Rye Benefits

rye

(Last Updated On: October 15, 2016)

If you are anything like me, you would understand me when I say; I could eat Rye bread all day long. I love it for breakfast, toasted with butter. I love it at lunch, on a Rueben sandwich. I love it at dinner time, to dip in my minestrone soup. I love Rye bread. Now I will admit, maybe I do not “pair” it with the best of items, such as butter or cheese, but there has to be some goodness to it other than the fact that it just tastes so good! The good news is that Rye actually has many health benefits for the human body, many of which we are unaware of.

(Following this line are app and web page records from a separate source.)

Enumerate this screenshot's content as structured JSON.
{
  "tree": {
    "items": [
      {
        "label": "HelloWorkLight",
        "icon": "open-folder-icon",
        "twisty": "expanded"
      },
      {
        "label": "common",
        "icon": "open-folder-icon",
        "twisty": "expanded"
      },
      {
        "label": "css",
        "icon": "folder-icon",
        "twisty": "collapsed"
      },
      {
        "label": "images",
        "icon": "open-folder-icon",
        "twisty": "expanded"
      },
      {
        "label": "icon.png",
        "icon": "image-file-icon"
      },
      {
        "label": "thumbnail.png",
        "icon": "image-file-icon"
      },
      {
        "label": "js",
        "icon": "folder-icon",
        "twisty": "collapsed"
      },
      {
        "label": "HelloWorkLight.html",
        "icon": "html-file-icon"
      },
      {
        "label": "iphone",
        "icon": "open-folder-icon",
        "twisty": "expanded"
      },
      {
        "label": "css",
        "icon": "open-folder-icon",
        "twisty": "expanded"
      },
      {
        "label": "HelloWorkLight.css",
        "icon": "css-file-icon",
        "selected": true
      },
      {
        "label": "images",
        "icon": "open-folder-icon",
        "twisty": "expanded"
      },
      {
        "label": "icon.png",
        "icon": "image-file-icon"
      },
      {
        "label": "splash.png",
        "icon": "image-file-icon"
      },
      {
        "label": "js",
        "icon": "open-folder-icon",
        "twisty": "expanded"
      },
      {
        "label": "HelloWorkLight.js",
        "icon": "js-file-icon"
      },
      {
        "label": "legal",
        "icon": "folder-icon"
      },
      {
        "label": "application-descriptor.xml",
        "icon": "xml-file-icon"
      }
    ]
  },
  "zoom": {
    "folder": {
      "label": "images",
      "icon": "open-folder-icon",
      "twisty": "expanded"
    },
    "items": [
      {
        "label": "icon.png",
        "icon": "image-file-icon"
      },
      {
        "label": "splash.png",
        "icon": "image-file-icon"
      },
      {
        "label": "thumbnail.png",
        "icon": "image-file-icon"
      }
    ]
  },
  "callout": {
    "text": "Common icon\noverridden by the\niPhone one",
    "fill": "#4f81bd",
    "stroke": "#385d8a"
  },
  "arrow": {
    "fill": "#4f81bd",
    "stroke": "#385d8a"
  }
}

Rye originated in southern Europe and was actually considered a weed for over 2,000 years. Over time, Rye progressed and developed alongside of barley and wheat, until it was finally accepted as a cultivated crop. Eventually, Rye was brought over to the United States and is now produced in over 6 states. It is the main element in Rye and Pumpernickel breads.

Rye comes in two varieties: Summer Rye and Winter Rye. The Summer Rye is typically used in bread and alcohol while the Winter Rye is often used as a fertilizer. Like most grains, Rye is available throughout the entire year. Rye has many nutritional substances such as calcium, manganese, magnesium, iron, zinc, proteins, and many of the essential B vitamins.

Rye has been known to lower insulin, is more satisfying that wheat, reduce body weight, help with metabolic syndrome patients, and reduce the risk of heart disease and cardiovascular disease. Because Rye is an excellent source of fiber, it is said to help promote weight loss in individuals, giving them a feeling of fullness after consuming. In addition to reducing the risk of heart and cardiovascular disease, Rye has also been linked to fighting colon cancer. Additionally, recent studies have shown that Rye may help prevent Breast Cancer. Rye contains a substance that has phytoestrogen materials that may help regulate estrogenic activity. With this said, it has also been shown to help reduce the symptoms that many women experience in menopause such as weight gain and hot flashes.

Rye has been used in homeopathic medicinal treatments as well. Individuals have used it along with other herbs such as chamomile and sage, to help stimulate hair growth, after boiling together in water. For constipation, Rye seeds are recommended for consumption after being washed, crushed, and sweetened with honey.

So it is safe to say, that my love for Rye is here to stay. However, with all food, it is always wise to consume these healthy foods with moderation. My morning Rye toast would probably be more nutritional if I used a healthier butter or margarine. My Reuben sandwich at lunch would probably be healthier with only turkey and sauerkraut rather than with cheese and corned beef. I am ok with these changes, as I love the taste of Rye and I love it even more knowing the wonderful health benefits it provides. So join me in my love for Rye and go buy a loaf!

Related posts:

Redcurrant Benefits
Ribes rubrum of the Saxifragaceae family are a bright, glossy currant when ripe. They are tart and usually made into jellies, wines, sauces or garni...
Cabbage Benefits
More than four hundred and seventy-five studies have been done on this vegetable and its health benefits. Most of the studies have been toward the f...
Turnip Benefits
Turnips can be roasted, boiled, steamed, or stir-fried. When shopping for turnips buy the one that feels heavier than it looks. Hold the turnip in y...
Oats Benefits
Most of us are very aware that oats are very beneficial to our overall health. I can remember my Grandmother telling me that I should eat a bowl of ...
Turmeric Benefits
Turmeric originated from India and other areas of Asia. Throughout history, it has been used in herbal remedies as well as to flavor customary Asian...
Tamanu Oil Benefits
Vanuatu is the home of Tamanu tree and the fruits and the nuts are hand gathered from the coastal tree which by doing it this way will help to yield...